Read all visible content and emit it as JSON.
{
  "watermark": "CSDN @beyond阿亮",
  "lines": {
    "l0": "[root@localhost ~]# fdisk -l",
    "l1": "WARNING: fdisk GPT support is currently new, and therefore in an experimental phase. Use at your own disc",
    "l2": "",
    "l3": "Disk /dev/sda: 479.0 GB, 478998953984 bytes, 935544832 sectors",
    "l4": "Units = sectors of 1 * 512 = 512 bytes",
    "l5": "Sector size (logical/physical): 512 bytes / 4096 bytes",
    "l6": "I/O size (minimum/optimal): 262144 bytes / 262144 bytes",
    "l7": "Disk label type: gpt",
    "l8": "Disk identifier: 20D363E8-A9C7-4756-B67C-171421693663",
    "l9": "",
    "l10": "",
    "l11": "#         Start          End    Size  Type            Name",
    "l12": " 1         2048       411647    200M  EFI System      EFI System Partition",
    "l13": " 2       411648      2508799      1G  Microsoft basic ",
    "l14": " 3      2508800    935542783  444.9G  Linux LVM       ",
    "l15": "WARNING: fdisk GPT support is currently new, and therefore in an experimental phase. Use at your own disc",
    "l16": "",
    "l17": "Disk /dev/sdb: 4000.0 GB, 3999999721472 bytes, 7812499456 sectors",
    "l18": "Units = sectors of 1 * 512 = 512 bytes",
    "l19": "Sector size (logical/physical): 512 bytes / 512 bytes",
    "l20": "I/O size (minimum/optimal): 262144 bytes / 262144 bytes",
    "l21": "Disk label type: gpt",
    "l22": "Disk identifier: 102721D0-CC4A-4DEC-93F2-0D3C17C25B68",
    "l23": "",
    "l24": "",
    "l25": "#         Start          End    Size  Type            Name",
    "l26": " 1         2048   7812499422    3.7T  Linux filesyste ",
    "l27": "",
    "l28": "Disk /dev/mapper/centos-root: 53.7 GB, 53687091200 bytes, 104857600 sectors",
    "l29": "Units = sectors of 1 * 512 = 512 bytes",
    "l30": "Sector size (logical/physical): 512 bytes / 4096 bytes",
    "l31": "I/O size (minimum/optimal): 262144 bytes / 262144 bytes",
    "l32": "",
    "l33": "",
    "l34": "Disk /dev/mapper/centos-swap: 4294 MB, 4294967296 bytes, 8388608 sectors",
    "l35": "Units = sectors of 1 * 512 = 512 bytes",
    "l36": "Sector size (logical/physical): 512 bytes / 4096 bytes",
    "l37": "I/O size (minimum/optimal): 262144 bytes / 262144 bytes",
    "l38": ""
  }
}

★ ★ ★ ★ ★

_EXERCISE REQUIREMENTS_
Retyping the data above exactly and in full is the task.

_EXERCISE SOLUTION_
Read all visible content and emit it as JSON.
{
  "watermark": "CSDN @beyond阿亮",
  "lines": {
    "l0": "[root@localhost ~]# fdisk -l",
    "l1": "WARNING: fdisk GPT support is currently new, and therefore in an experimental phase. Use at your own disc",
    "l2": "",
    "l3": "Disk /dev/sda: 479.0 GB, 478998953984 bytes, 935544832 sectors",
    "l4": "Units = sectors of 1 * 512 = 512 bytes",
    "l5": "Sector size (logical/physical): 512 bytes / 4096 bytes",
    "l6": "I/O size (minimum/optimal): 262144 bytes / 262144 bytes",
    "l7": "Disk label type: gpt",
    "l8": "Disk identifier: 20D363E8-A9C7-4756-B67C-171421693663",
    "l9": "",
    "l10": "",
    "l11": "#         Start          End    Size  Type            Name",
    "l12": " 1         2048       411647    200M  EFI System      EFI System Partition",
    "l13": " 2       411648      2508799      1G  Microsoft basic ",
    "l14": " 3      2508800    935542783  444.9G  Linux LVM       ",
    "l15": "WARNING: fdisk GPT support is currently new, and therefore in an experimental phase. Use at your own disc",
    "l16": "",
    "l17": "Disk /dev/sdb: 4000.0 GB, 3999999721472 bytes, 7812499456 sectors",
    "l18": "Units = sectors of 1 * 512 = 512 bytes",
    "l19": "Sector size (logical/physical): 512 bytes / 512 bytes",
    "l20": "I/O size (minimum/optimal): 262144 bytes / 262144 bytes",
    "l21": "Disk label type: gpt",
    "l22": "Disk identifier: 102721D0-CC4A-4DEC-93F2-0D3C17C25B68",
    "l23": "",
    "l24": "",
    "l25": "#         Start          End    Size  Type            Name",
    "l26": " 1         2048   7812499422    3.7T  Linux filesyste ",
    "l27": "",
    "l28": "Disk /dev/mapper/centos-root: 53.7 GB, 53687091200 bytes, 104857600 sectors",
    "l29": "Units = sectors of 1 * 512 = 512 bytes",
    "l30": "Sector size (logical/physical): 512 bytes / 4096 bytes",
    "l31": "I/O size (minimum/optimal): 262144 bytes / 262144 bytes",
    "l32": "",
    "l33": "",
    "l34": "Disk /dev/mapper/centos-swap: 4294 MB, 4294967296 bytes, 8388608 sectors",
    "l35": "Units = sectors of 1 * 512 = 512 bytes",
    "l36": "Sector size (logical/physical): 512 bytes / 4096 bytes",
    "l37": "I/O size (minimum/optimal): 262144 bytes / 262144 bytes",
    "l38": ""
  }
}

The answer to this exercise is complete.